» **DATA PROVIDED**
______

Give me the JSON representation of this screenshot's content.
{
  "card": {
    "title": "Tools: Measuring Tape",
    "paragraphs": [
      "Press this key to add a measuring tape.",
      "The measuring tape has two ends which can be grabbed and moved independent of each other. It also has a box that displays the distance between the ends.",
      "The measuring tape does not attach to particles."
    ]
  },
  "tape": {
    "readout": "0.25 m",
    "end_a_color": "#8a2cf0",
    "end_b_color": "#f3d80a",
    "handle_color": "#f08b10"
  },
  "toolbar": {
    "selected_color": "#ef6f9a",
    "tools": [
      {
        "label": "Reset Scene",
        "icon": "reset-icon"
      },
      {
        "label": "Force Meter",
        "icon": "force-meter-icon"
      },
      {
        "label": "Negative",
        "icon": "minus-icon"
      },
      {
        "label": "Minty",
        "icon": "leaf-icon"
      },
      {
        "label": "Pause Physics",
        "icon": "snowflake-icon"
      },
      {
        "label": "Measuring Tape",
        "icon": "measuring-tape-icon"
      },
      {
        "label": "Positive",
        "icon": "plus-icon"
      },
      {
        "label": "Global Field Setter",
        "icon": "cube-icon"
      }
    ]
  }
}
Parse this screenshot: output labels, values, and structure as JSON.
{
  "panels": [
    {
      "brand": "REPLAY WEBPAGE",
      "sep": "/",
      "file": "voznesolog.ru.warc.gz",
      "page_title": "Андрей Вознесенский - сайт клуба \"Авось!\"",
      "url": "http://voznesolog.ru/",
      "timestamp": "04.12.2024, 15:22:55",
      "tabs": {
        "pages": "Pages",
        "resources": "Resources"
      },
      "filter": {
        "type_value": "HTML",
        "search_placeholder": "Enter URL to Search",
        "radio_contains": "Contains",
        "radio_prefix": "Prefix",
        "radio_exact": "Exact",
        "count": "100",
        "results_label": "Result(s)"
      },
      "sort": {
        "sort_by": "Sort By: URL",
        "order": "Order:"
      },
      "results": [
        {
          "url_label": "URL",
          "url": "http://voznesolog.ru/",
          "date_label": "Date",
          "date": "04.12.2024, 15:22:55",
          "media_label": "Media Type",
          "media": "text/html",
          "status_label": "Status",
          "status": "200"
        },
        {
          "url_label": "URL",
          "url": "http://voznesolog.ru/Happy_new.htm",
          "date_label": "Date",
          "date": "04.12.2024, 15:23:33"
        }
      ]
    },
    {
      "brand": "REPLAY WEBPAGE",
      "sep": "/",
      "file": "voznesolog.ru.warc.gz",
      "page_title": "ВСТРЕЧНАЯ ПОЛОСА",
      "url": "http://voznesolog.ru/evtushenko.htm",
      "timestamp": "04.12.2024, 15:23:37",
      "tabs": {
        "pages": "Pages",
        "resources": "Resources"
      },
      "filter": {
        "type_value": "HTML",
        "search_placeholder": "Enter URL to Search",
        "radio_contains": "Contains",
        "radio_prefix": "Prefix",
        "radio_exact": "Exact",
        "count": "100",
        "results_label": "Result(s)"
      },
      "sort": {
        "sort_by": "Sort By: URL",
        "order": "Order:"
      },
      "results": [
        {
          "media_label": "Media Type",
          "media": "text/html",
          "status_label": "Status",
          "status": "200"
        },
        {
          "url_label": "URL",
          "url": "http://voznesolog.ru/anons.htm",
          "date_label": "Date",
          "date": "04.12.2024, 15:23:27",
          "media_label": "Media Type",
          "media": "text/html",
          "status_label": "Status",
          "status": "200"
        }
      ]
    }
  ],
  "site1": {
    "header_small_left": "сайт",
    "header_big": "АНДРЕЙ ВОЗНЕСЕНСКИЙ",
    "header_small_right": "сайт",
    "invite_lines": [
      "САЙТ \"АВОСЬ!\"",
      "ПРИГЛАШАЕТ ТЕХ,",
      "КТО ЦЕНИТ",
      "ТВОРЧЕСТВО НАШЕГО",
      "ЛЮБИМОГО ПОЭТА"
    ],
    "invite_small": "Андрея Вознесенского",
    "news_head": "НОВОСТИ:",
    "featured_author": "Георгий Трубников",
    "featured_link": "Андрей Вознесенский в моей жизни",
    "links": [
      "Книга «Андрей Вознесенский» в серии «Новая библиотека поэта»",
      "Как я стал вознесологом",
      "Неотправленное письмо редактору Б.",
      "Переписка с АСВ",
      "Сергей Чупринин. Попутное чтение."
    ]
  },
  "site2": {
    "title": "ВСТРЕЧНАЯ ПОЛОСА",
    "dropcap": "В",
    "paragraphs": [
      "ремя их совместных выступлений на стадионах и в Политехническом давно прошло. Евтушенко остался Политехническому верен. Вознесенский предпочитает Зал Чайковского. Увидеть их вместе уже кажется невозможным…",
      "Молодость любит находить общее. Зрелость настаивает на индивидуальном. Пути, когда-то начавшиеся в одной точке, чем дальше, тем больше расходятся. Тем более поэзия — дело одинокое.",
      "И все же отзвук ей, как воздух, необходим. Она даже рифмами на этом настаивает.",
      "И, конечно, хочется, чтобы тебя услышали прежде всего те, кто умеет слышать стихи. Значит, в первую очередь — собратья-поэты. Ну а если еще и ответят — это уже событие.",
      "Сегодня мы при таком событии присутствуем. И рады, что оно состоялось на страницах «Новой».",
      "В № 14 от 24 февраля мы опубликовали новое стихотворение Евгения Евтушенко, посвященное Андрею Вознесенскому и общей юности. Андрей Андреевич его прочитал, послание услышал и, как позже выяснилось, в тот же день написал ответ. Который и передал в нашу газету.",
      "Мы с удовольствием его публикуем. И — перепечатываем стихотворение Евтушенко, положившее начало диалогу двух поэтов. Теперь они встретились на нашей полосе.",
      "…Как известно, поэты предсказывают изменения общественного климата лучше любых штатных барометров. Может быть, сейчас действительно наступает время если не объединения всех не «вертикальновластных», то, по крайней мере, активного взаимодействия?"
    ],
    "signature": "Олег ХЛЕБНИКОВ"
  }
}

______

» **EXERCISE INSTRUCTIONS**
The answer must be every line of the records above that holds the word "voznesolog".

» **RESULT**
      "file": "voznesolog.ru.warc.gz",
      "url": "http://voznesolog.ru/",
          "url": "http://voznesolog.ru/",
          "url": "http://voznesolog.ru/Happy_new.htm",
      "file": "voznesolog.ru.warc.gz",
      "url": "http://voznesolog.ru/evtushenko.htm",
          "url": "http://voznesolog.ru/anons.htm",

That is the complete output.